#### WHAT THE TASK ASKS:
Set the listing down again, exactly as it stands below.

#### GIVEN INFORMATION:

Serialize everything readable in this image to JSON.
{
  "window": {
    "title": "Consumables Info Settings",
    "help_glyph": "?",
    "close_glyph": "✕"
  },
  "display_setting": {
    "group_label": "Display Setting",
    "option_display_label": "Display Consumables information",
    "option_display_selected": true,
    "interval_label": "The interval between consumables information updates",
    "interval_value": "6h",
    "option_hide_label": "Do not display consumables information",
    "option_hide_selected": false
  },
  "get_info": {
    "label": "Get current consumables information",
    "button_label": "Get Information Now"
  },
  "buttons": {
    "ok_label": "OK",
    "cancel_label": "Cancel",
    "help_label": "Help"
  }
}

#### ANSWER TO THE PROBLEM:
Serialize everything readable in this image to JSON.
{
  "window": {
    "title": "Consumables Info Settings",
    "help_glyph": "?",
    "close_glyph": "✕"
  },
  "display_setting": {
    "group_label": "Display Setting",
    "option_display_label": "Display Consumables information",
    "option_display_selected": true,
    "interval_label": "The interval between consumables information updates",
    "interval_value": "6h",
    "option_hide_label": "Do not display consumables information",
    "option_hide_selected": false
  },
  "get_info": {
    "label": "Get current consumables information",
    "button_label": "Get Information Now"
  },
  "buttons": {
    "ok_label": "OK",
    "cancel_label": "Cancel",
    "help_label": "Help"
  }
}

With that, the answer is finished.